Activity: Where does the string "Matchs" appear? Copy every line of the entries below that holds it.

Data extract:
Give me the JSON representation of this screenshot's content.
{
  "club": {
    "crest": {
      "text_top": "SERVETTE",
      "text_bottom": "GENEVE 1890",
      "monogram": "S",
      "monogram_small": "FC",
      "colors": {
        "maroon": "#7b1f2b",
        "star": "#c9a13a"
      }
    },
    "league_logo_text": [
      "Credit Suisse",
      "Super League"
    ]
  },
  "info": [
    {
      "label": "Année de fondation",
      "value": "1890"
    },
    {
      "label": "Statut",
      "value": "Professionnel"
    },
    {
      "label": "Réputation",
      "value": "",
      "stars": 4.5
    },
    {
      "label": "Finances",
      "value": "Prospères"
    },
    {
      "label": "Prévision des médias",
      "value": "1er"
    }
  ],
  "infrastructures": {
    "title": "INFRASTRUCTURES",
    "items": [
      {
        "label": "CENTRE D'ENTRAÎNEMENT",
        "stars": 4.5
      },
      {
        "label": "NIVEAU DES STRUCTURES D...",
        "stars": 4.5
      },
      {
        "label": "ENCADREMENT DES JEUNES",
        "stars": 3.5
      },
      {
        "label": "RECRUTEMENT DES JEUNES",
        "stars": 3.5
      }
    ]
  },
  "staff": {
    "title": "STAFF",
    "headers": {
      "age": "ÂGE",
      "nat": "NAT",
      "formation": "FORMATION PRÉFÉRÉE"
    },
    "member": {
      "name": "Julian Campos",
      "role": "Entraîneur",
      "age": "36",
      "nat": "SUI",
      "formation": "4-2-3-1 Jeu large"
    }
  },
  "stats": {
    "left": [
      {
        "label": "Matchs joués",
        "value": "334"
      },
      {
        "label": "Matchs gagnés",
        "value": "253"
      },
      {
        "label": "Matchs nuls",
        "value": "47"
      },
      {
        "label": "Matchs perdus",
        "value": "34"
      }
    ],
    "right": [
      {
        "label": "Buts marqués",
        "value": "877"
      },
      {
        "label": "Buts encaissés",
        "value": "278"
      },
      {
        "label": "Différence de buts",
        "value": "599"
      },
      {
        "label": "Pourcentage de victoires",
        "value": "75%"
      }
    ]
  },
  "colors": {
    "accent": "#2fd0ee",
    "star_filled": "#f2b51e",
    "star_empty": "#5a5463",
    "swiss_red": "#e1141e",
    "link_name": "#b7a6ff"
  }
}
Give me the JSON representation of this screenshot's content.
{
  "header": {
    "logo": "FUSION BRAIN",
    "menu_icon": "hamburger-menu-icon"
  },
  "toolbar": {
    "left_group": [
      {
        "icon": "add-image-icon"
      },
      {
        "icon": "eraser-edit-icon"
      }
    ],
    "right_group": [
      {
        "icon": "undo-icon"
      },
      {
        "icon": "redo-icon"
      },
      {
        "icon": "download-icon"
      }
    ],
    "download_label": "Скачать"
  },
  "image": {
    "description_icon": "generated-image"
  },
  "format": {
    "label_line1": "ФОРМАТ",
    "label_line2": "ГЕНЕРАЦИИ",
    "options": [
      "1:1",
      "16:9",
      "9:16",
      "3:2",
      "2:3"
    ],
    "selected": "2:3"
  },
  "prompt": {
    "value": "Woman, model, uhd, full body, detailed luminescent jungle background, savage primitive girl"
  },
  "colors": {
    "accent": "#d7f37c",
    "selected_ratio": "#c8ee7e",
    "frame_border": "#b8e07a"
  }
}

Output of the task:
        "label": "Matchs joués",
        "label": "Matchs gagnés",
        "label": "Matchs nuls",
        "label": "Matchs perdus",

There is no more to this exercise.